And then there’s the tactics employed by National Grid when it acquired the electric system in New York.

On the electric side we in RI pay, wait for it, 14 cents a kWh once you factor in customer charges, distribution charges, conservation charges, etc.

For gas it isn’t yet too onerous but our distribution charges roughly equal the actual gas charges. And now they want to hike those rates too.

The rate-increase request is being largely driven by the need to accelerate its program for replacing unprotected steel pipes and cast-iron mains, the company said, which are corroding faster than anticipated. Water and soil interact with these metals and weaken them over time, which has led to an increased number of gas leaks in its pipelines.

So what you’re saying is that for years Providence Gas and Valley Gas let their distribution network fall to pieces and that National Grid did no due diligence when they bought those companies? And that’s the other thing, exactly what do those exorbitant distribution charges actually pay for if not the maintenance of the network? You don’t need more money, you need to work more efficiently.

This is why I say that necessary utilities should NEVER, EVER be for-profit entities. The minute a profit motive is introduced, shareholders start expecting dividends and to pay those dividends you take money from maintenance and replacement programs to pay those shareholders. All of it so you can have a megalithic energy entity. Of course if deregulation of energy utilities had never taken place we probably wouldn’t be in this mess right now.
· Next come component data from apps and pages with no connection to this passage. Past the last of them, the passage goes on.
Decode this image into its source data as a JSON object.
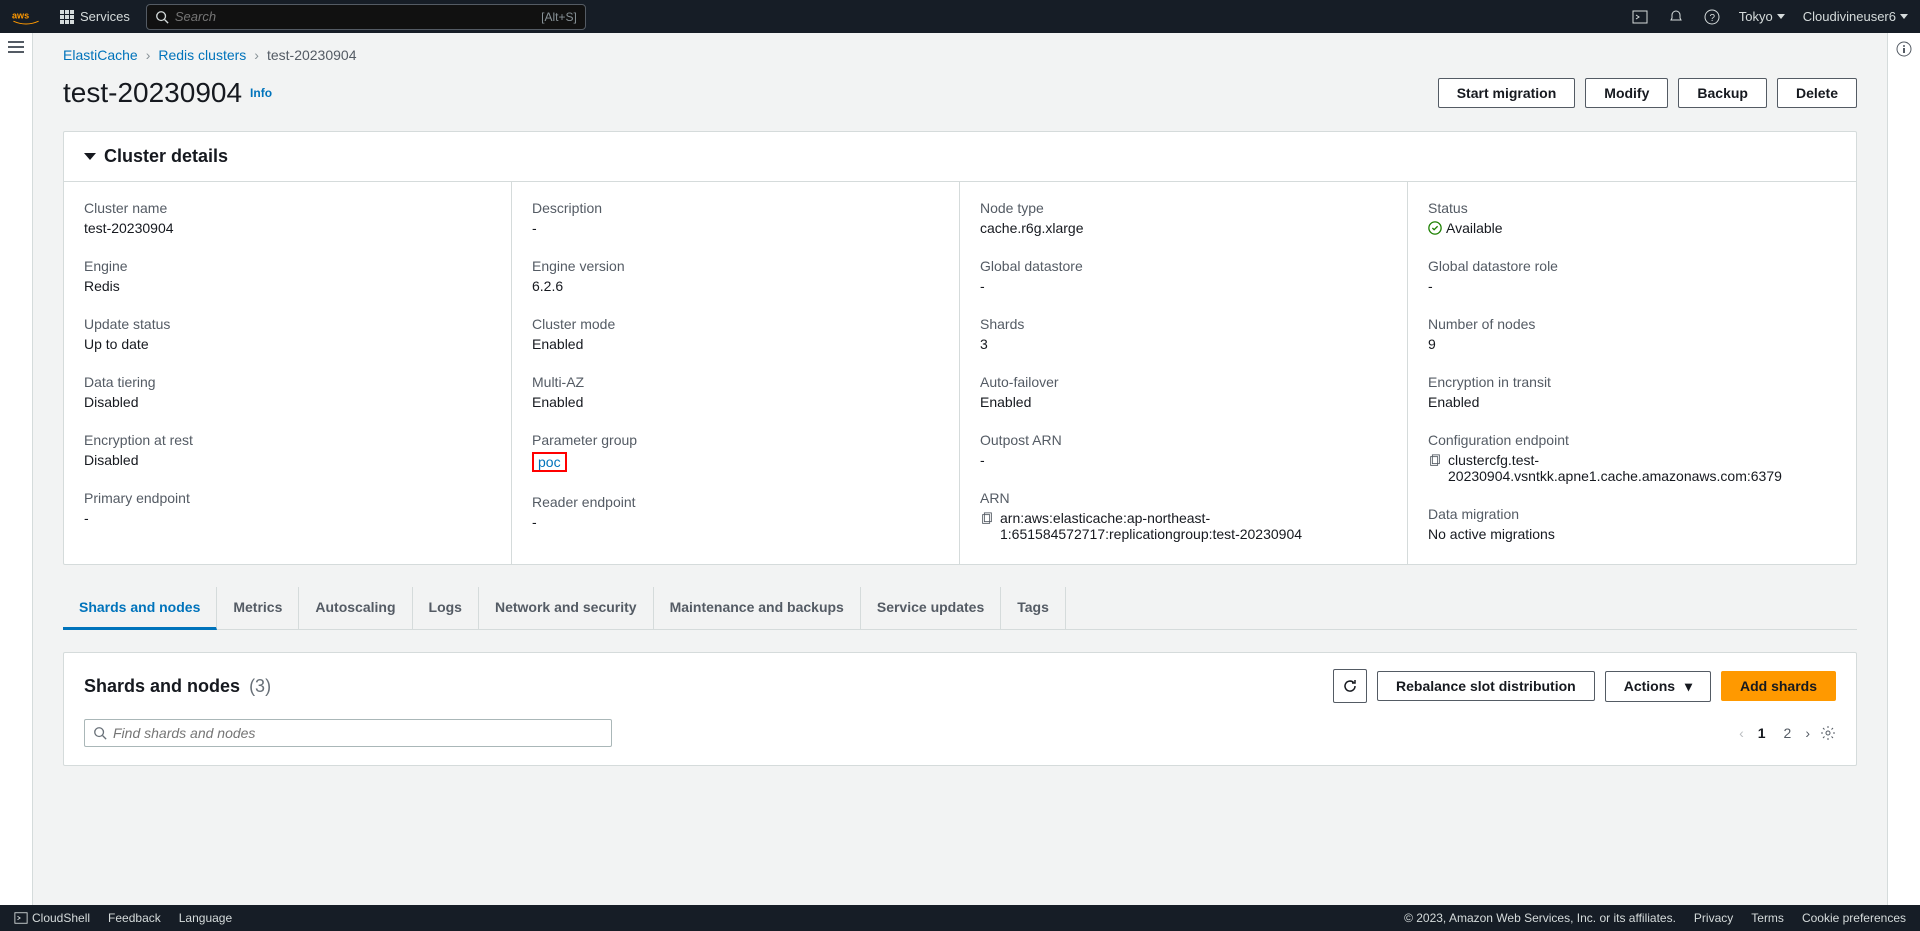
{
  "nav": {
    "services": "Services",
    "search_placeholder": "Search",
    "search_hint": "[Alt+S]",
    "region": "Tokyo",
    "user": "Cloudivineuser6"
  },
  "breadcrumb": {
    "root": "ElastiCache",
    "mid": "Redis clusters",
    "leaf": "test-20230904"
  },
  "page": {
    "title": "test-20230904",
    "info": "Info"
  },
  "actions": {
    "start_migration": "Start migration",
    "modify": "Modify",
    "backup": "Backup",
    "delete": "Delete"
  },
  "cluster_details": {
    "heading": "Cluster details",
    "cluster_name_lbl": "Cluster name",
    "cluster_name": "test-20230904",
    "description_lbl": "Description",
    "description": "-",
    "node_type_lbl": "Node type",
    "node_type": "cache.r6g.xlarge",
    "status_lbl": "Status",
    "status": "Available",
    "engine_lbl": "Engine",
    "engine": "Redis",
    "engine_version_lbl": "Engine version",
    "engine_version": "6.2.6",
    "global_ds_lbl": "Global datastore",
    "global_ds": "-",
    "global_ds_role_lbl": "Global datastore role",
    "global_ds_role": "-",
    "update_status_lbl": "Update status",
    "update_status": "Up to date",
    "cluster_mode_lbl": "Cluster mode",
    "cluster_mode": "Enabled",
    "shards_lbl": "Shards",
    "shards": "3",
    "num_nodes_lbl": "Number of nodes",
    "num_nodes": "9",
    "data_tiering_lbl": "Data tiering",
    "data_tiering": "Disabled",
    "multi_az_lbl": "Multi-AZ",
    "multi_az": "Enabled",
    "auto_failover_lbl": "Auto-failover",
    "auto_failover": "Enabled",
    "enc_transit_lbl": "Encryption in transit",
    "enc_transit": "Enabled",
    "enc_rest_lbl": "Encryption at rest",
    "enc_rest": "Disabled",
    "param_group_lbl": "Parameter group",
    "param_group": "poc",
    "outpost_arn_lbl": "Outpost ARN",
    "outpost_arn": "-",
    "cfg_endpoint_lbl": "Configuration endpoint",
    "cfg_endpoint": "clustercfg.test-20230904.vsntkk.apne1.cache.amazonaws.com:6379",
    "primary_ep_lbl": "Primary endpoint",
    "primary_ep": "-",
    "reader_ep_lbl": "Reader endpoint",
    "reader_ep": "-",
    "arn_lbl": "ARN",
    "arn": "arn:aws:elasticache:ap-northeast-1:651584572717:replicationgroup:test-20230904",
    "data_migration_lbl": "Data migration",
    "data_migration": "No active migrations"
  },
  "tabs": {
    "shards": "Shards and nodes",
    "metrics": "Metrics",
    "autoscaling": "Autoscaling",
    "logs": "Logs",
    "network": "Network and security",
    "maintenance": "Maintenance and backups",
    "service_updates": "Service updates",
    "tags": "Tags"
  },
  "shards_panel": {
    "title": "Shards and nodes",
    "count": "(3)",
    "rebalance": "Rebalance slot distribution",
    "actions": "Actions",
    "add": "Add shards",
    "filter_placeholder": "Find shards and nodes",
    "page1": "1",
    "page2": "2"
  },
  "footer": {
    "cloudshell": "CloudShell",
    "feedback": "Feedback",
    "language": "Language",
    "copyright": "© 2023, Amazon Web Services, Inc. or its affiliates.",
    "privacy": "Privacy",
    "terms": "Terms",
    "cookies": "Cookie preferences"
  }
}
Deregulation NEVER benefits the consumer when it comes to utilities. The only area where it has is in telephone services. The cable companies offering phone service was a start. But the cable companies didn’t realize that their broadband network connections could carry VoIP rather well. You have to love serendipity like that.